"I remember the first time I was scared in a cinema," he says. "I was just five or six years old and everyone then was going to see the films of Toho. My family took me to see Matango and people were expecting something like Godzilla but it was a horror film, about people turning into monsters, and I had nightmares for years to come!"

Elaborating on the experience and his reaction, Kurosawa talks about how "it was so unexpected, terrifying and like John Carpenter's The Thing, which I still think is the scariest movie ever made, it left you thinking that it might actually be able to happen."

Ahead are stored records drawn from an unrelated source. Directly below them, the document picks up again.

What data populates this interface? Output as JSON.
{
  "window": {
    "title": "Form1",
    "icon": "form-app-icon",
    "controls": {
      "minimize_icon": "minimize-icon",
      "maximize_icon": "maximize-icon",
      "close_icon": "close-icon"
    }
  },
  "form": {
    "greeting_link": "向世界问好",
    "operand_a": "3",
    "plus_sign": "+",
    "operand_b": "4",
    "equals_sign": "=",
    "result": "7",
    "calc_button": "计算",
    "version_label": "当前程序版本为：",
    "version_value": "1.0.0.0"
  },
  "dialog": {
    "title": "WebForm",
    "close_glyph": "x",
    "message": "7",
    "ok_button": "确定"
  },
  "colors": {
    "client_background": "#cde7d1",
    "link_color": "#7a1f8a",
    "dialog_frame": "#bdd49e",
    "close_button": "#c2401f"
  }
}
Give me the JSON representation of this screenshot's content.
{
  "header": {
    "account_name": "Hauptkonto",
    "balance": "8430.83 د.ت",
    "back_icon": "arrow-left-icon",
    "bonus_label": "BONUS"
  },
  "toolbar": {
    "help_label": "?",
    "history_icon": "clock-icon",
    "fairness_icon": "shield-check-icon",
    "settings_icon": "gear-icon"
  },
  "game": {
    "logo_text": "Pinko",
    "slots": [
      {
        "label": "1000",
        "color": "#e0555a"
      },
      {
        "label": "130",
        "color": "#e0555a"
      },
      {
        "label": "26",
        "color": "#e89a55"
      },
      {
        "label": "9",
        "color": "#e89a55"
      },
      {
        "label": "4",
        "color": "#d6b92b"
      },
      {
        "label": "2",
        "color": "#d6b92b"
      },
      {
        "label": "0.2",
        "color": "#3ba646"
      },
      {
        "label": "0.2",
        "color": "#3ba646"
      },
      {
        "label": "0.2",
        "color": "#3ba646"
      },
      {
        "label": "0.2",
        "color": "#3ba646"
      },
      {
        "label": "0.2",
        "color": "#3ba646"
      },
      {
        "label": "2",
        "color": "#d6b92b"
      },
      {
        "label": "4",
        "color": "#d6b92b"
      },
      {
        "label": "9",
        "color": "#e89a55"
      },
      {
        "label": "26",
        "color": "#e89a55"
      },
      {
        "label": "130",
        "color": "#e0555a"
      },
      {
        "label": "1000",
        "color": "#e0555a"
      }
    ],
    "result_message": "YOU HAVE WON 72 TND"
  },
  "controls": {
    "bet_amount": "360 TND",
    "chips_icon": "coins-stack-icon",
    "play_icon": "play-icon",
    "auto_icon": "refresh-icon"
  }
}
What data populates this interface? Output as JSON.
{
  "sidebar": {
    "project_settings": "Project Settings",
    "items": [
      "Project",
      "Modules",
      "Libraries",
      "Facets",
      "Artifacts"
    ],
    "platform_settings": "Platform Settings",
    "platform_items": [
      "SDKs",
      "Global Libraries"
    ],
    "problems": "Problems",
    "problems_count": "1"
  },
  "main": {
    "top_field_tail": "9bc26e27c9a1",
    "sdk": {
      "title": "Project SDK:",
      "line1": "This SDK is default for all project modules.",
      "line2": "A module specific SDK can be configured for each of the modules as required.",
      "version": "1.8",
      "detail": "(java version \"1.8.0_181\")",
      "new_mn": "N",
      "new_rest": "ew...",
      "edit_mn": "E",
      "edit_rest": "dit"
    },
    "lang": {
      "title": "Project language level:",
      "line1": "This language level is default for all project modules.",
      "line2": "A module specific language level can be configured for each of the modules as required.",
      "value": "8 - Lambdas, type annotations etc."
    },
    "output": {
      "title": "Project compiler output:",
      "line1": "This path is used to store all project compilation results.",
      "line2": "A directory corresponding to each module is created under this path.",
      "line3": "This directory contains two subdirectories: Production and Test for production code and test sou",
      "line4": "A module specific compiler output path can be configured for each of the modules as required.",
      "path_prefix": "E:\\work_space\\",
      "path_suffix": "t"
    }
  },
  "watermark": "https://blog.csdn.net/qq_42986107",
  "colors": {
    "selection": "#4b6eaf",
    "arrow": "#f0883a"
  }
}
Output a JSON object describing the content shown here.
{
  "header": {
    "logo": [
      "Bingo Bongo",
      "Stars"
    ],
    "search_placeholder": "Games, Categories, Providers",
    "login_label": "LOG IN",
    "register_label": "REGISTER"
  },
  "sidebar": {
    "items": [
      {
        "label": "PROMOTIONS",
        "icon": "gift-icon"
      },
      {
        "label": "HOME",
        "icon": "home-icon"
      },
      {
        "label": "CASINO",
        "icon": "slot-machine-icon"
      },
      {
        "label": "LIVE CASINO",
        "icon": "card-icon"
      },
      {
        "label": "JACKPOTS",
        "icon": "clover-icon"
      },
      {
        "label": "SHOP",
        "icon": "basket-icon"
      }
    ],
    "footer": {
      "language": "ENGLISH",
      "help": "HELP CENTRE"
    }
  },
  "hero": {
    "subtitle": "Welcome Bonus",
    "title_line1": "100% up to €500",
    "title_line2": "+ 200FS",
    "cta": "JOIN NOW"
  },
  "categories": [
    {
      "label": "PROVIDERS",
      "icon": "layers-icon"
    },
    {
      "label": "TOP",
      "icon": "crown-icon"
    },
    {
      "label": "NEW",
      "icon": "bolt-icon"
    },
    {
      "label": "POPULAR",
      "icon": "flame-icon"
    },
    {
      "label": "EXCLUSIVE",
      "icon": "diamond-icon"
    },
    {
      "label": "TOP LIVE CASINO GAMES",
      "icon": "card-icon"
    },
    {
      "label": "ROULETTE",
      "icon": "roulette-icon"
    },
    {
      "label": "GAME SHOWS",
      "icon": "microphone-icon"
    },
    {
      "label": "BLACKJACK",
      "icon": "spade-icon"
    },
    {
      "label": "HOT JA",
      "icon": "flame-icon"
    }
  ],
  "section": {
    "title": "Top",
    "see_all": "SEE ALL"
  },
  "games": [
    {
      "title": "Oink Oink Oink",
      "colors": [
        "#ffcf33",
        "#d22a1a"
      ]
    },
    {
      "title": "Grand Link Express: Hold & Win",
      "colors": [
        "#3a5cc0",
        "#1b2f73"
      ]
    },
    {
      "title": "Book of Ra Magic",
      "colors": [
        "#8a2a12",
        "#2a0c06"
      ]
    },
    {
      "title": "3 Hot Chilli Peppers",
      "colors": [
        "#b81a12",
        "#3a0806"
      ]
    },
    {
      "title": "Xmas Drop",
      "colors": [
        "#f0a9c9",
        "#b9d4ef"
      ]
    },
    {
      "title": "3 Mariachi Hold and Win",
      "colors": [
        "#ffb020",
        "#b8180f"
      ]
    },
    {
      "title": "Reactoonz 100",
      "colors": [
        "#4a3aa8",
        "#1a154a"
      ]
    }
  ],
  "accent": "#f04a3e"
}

But once the trembling had subsided, the Kobe native says he became fixated on becoming a filmmaker, playing around with every type of camera he could get his hands on and taking up formal training at Rikkyo University in Tokyo.

Like other promising young Japanese filmmakers of the 1970s and 1980s, he got his first breaks directing "pink" films - the often noirish-styled thrillers or dramas known mainly for the fact that they always seem to include (in)decent lashings of soft-core porn.

You might think that by their very nature, pink films allow for a wild amount of creative freedom but - not to labour a point here - Kurosawa says the reality proved to be something very different indeed. The director takes his head in hands and offers a look of pure exasperation at the memory.

"It was just very difficult to make those films," he says. "I made two and the thing with pink films is that they have to be very, let's say, direct with the way they portray love. That was very hard to portray. In other films it can be a little less direct but that is what people want from pink films. So you are actually quite restricted even though people think pink films give you a lot of freedom. It wasn't much fun at all."

Needless to say, Kandagawa Pervert Wars (1983) and The Excitement of the Do-Re-Mi-Fa Girl (1985) are not the kind of films Kurosawa wants to be remembered for. "To be honest I think they were very badly made," he says. "But the best lesson I learned is that I am not suited to this kind of filmmaking. It gave me a start but I am happy I could move on quickly."

And that leads us back to Real. Like all of Kurosawa's productions, it is mainly set in Tokyo but for the first time the capital plays no real role; the director says this is deliberate: he wants the audience to focus on the characters and the journey they are taking.

"I shoot in Tokyo because it is a place I know so well. But for the first time while it is shot in Tokyo, you wouldn't know it. It really could be anywhere as I wanted to focus everything on the characters and what they are going through." More specifically, "I am interested in the mind, and where it can take us."

Real opens on Thursday